Featuring Dov S. Zakheim, Senior Advisor, Center for Strategic and International Studies; Mackenzie Eaglen, Resident Fellow at the Marilyn Ware Center for Security Studies, American Enterprise Institute; Todd Harrison, Senior Fellow, Defense Budget Studies, Center for Strategic and Budgetary Assessments; and Christopher A. Preble, Vice President for Defense and Foreign Policy Studies, Cato Institute; moderated by Kate Brannen, Senior Reporter, Foreign Policy.
In the new issue of Regulation, economist Pierre Lemieux argues that the recent oil price decline is at least partly the result of increased supply from the extraction of shale oil. The increased supply allows the economy to produce more goods, which benefits some people, if not all of them. Thus, contrary to some commentary in the press, cheaper oil prices cannot harm the economy as a whole.

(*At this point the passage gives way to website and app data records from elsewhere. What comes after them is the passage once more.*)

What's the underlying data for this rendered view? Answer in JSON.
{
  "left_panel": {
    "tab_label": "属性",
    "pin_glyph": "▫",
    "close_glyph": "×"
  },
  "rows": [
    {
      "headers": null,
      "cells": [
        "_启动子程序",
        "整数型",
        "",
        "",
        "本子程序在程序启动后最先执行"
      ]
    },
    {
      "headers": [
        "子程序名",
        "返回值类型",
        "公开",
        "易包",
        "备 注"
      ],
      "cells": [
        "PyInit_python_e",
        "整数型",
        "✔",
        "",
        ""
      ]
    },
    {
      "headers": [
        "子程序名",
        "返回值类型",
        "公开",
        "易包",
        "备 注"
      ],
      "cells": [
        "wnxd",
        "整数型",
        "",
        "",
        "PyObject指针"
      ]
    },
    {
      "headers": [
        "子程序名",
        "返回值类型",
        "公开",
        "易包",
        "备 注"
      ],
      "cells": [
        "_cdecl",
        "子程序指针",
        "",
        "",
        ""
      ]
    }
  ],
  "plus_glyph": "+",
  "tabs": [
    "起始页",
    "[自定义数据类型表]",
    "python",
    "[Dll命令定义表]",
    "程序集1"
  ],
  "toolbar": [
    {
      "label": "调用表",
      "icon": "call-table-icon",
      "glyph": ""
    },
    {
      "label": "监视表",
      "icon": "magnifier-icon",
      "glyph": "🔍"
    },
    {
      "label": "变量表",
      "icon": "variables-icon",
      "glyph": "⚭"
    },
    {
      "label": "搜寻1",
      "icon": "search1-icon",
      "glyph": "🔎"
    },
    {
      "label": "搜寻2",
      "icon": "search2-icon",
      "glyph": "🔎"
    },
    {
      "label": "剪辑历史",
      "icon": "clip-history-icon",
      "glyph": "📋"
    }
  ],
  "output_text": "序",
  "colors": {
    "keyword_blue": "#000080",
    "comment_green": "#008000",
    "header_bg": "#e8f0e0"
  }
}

Just as we defend a person’s right to say what he pleases, which is not the same as defending what he says, so too here we can defend a person’s right to discriminate on the basis of his religious beliefs without defending those beliefs or the actions they may require of a believer.
Two long wars, chronic deficits, the financial crisis, the costly drug war, the growth of executive power under Presidents Bush and Obama, and the revelations about NSA abuses, have given rise to a growing libertarian movement in our country – with a greater focus on individual liberty and less government power. David Boaz’s newly released The Libertarian Mind is a comprehensive guide to the history, philosophy, and growth of the libertarian movement, with incisive analyses of today’s most pressing issues and policies.
Featuring Maqbool Ali Sultan, Minister of Commerce and Industry of Oman; Salem Ben Nasser Al Ismaily, Omani Center for Investment Promotion and Export Development; and Fred McMahon, Centre for Globalization Studies Fraser Institute.
The United States has signed free trade agreements with four Middle Eastern countries–Israel, Jordan, Morocco, and Bahrain–and plans to sign a fifth with Oman this month. The hope behind the U.S. policy is that expanding economic freedom and openness in the Middle East will create private-sector opportunities in a region plagued by high trade barriers and stagnant growth. Can freer markets bring more democracy and peace to the region? Two speakers from Oman, one of the freest and most open economies in the Muslim world, will offer their insights from the government and private sectors, with comments from a leading expert on economic freedom in the Middle East.